Computers, pagers, radios, and many other electronic devices today are complex machines, and they often make use of a PCB, or a printed circuit board, that houses the wires and other electrical components that makes an electric item’ function possible. Without them, modern computers, radios, pagers, and more could not function, and small batch PCB assembly is done when manufacturers create many of these items for an intended device. In fact, there is no standard PCB; they will always be tailored to the electronic device that they are used for, and this means that PCB services should be outsourced to an item’s manufacturer or supplier. A PCB assembly quote can be issued when a manufacturer or service provider creates these items for another business, and PCB fabrication is a quick way to help a computer get built. Most often, the buying and selling of PCBs is business to business, or b2b, and small batch PCB assembly is something that a manufacturer can do for another business involved in a product’s construction. Circuit board assembly requires a fine understanding of how these delicate devices work, and small batch PCB assembly can be made easy when qualified crews are on the job.
How does a circuit board assembly work, and what are some common statistics of these pieces of hardware? Boards may often have many layers, and some common configurations include four six, eight, or ten layers on a multilayered board. And for more complex devices, such as a supercomputer, multi-layer boards with up to 42 layers have been known to exist. These boards are sensitive to temperature, and fans or cooling liquid can be used to help regulate a computer’s temperature to prevent damage from occurring. In particular, soldering quality during assembly will be affected by temperature. Until a temperature of 160 degrees Celsius is reached, the temperature during a soldering job can be allowed to rise one to two degrees Celsius per second, but if the temperature rises too quickly, the PCB may be damaged, such as during small batch PCB assembly, and the unit will be warped and potentially rendered completely useless.

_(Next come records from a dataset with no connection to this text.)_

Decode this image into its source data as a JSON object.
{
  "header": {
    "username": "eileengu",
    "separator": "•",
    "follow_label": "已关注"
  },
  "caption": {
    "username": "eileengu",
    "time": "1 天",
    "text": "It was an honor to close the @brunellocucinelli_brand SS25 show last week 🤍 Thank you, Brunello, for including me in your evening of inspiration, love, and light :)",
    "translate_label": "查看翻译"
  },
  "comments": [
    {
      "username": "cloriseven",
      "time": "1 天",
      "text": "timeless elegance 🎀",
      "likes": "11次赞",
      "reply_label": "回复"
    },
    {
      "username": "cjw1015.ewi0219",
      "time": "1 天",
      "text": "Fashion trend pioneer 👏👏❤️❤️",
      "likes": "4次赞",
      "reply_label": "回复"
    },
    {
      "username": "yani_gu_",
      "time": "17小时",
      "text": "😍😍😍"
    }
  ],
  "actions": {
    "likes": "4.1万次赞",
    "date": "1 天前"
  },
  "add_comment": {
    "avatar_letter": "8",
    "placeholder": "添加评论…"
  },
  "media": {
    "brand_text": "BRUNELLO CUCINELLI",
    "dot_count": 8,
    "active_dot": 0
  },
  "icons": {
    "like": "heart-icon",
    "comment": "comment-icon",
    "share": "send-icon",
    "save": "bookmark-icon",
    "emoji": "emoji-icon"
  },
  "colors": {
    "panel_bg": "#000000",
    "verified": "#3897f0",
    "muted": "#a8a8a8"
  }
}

Often, small batch PCB assembly or bigger assembly jobs can be done automatically, and this drastically increases production rates. For some automated manufacturers, a PCB assembly line can have a standard turn-time of five days or even less time, and that is 75% less than the industry standard. It has also been determined that just one automatic line can place and solder more components than 50 hand solder operators can, and the machine may do this with better quality control. This may be important if a complex, multi-layer PCB is being built for a supercomputer, where the allowed margins of error are extremely small, if allowed at all, and a faulty PCB board can be expensive to replace. In fact, no manufacturer will want to produce faulty goods; a survey done by the Aberdeen Group found that PCBs represent a huge 31% of the cost of any product, meaning that there is little tolerance for errors or delays in construction and shipping. In a b2b transaction, the buyer will acquire a shipment of PCBs, such as those made from small batch PCB assembly, and use them to help complete the manufacture of a finished item such as a home PC, a radio, or a pager or beeper, and the buyer will be sent a quote for all these PCBs acquired. Depending o the complexity of the PCBs bought, this invoice or quote might be fairly high, but for today’s advanced electronics, there is simply no substitute for a well-made PCB.
These devices date back to the earliest crude models used in the 19th century, and ever since radios and PCs became more powerful and prevalent in the business sector and the consumer market alike, many prototypes are being built all the time to create faster, more reliable models that may have many layers so that they can perform more work in high-spec computers and more. In fact, the Aberdeen Group has determined that even a simple PCB will require 11.6 physical prototypes on average, and more complex ones will need an average of 16.1 prototypes built before a final, workable model has been designed and is ready for construction.